=== WORK TASK ===
Would you please return the lines of the material that contain the word "kind"?

=== DATA TO PROCESS ===
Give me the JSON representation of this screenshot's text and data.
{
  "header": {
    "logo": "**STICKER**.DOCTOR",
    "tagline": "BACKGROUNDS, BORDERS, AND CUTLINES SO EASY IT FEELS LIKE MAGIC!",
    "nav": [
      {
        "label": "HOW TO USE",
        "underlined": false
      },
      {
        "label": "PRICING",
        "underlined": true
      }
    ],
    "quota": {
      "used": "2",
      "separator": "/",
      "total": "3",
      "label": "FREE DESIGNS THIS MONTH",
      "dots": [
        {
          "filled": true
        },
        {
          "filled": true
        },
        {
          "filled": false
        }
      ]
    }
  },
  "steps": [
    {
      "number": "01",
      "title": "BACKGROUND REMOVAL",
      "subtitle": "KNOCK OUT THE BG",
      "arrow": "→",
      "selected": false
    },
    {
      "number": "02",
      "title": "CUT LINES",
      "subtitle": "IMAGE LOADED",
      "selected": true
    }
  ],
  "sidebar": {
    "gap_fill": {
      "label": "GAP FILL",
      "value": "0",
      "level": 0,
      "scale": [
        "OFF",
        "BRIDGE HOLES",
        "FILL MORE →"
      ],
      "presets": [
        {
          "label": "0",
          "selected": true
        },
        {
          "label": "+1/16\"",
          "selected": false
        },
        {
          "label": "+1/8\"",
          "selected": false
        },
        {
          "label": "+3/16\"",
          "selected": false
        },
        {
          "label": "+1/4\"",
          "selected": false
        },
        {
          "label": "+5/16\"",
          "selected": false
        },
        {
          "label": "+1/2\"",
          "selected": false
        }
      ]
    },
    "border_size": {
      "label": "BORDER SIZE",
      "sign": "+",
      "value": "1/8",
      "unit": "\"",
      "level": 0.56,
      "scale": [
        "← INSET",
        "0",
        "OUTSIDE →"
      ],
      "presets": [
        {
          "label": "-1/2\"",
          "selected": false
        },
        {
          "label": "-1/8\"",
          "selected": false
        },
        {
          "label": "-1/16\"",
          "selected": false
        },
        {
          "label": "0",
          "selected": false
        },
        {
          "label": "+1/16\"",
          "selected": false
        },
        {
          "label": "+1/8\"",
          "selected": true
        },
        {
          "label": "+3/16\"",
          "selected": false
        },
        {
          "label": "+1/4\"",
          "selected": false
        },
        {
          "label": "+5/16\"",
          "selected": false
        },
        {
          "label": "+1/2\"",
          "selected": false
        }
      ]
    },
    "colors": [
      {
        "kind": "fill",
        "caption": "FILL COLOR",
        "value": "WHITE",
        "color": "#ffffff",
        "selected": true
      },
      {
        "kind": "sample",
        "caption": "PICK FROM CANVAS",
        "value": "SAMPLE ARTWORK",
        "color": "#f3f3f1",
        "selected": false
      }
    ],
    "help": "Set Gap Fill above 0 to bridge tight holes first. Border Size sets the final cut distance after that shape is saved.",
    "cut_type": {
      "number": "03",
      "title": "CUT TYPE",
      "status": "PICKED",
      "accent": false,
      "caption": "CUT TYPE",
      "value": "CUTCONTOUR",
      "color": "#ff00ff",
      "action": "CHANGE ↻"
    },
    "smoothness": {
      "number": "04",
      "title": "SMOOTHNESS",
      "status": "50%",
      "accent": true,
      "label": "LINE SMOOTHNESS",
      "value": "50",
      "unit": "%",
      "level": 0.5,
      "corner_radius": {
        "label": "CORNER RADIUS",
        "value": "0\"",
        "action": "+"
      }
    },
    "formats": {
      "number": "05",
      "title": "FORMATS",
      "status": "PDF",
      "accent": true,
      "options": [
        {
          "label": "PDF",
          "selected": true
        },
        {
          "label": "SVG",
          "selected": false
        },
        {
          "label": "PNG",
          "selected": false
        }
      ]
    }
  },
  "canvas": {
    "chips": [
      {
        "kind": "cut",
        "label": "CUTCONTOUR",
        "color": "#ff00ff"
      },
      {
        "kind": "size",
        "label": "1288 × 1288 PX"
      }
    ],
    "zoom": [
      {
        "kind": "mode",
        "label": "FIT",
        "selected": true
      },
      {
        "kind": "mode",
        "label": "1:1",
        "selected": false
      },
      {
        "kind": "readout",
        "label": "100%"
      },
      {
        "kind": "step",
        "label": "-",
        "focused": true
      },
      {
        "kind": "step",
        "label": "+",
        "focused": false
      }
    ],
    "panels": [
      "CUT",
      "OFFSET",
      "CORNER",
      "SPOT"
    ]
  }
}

=== WORKED SOLUTION ===
        "kind": "fill",
        "kind": "sample",
        "kind": "cut",
        "kind": "size",
        "kind": "mode",
        "kind": "mode",
        "kind": "readout",
        "kind": "step",
        "kind": "step",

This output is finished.